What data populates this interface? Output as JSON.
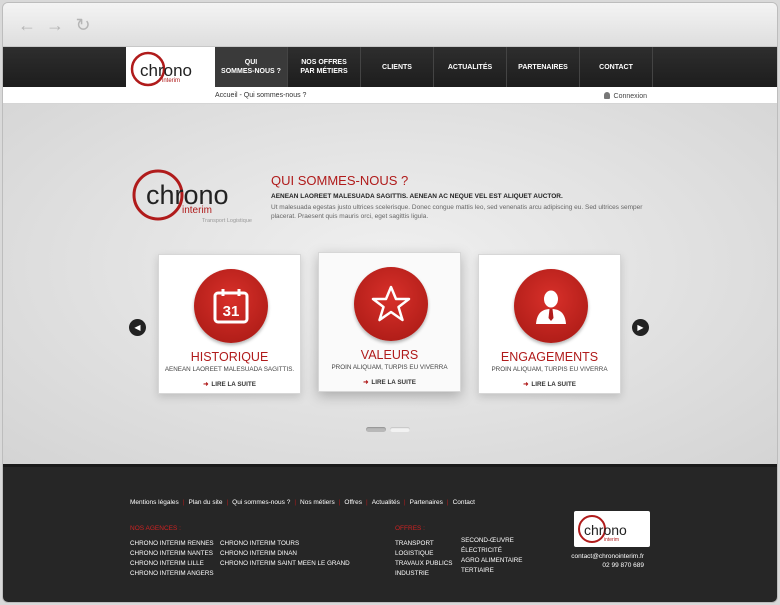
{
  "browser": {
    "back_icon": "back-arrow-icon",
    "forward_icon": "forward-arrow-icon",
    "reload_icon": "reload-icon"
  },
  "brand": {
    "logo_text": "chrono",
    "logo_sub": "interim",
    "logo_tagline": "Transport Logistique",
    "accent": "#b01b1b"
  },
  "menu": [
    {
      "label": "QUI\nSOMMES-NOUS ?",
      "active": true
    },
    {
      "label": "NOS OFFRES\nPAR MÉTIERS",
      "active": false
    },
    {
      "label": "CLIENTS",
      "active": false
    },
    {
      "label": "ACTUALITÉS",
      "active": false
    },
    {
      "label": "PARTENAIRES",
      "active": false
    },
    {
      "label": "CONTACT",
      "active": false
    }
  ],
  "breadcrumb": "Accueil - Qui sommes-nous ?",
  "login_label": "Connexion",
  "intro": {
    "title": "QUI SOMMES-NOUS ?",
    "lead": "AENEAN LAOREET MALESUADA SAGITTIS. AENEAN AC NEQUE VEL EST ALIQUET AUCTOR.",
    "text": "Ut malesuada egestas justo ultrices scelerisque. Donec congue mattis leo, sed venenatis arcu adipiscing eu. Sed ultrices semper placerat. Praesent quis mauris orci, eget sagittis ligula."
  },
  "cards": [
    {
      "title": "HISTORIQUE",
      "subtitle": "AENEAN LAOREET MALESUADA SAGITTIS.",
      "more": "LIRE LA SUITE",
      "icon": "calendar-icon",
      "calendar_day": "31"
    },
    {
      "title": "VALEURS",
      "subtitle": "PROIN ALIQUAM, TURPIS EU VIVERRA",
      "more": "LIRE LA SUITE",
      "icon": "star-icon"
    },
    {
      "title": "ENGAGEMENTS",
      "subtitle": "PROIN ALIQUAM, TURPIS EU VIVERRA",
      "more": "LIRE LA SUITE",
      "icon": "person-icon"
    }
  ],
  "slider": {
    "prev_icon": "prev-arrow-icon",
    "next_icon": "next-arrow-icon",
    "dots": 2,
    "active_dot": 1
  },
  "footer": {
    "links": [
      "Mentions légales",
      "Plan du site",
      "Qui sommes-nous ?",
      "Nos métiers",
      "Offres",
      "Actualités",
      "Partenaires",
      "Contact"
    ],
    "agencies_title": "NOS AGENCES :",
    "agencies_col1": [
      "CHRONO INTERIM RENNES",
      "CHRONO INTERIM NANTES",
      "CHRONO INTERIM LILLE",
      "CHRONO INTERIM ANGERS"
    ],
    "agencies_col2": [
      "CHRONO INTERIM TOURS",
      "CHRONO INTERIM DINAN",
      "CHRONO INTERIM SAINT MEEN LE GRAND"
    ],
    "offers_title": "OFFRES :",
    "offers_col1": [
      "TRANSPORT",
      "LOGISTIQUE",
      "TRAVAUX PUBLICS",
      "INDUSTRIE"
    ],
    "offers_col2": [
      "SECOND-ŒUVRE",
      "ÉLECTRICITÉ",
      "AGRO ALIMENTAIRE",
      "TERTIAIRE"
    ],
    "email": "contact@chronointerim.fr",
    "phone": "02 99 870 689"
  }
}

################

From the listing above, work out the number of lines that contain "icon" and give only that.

8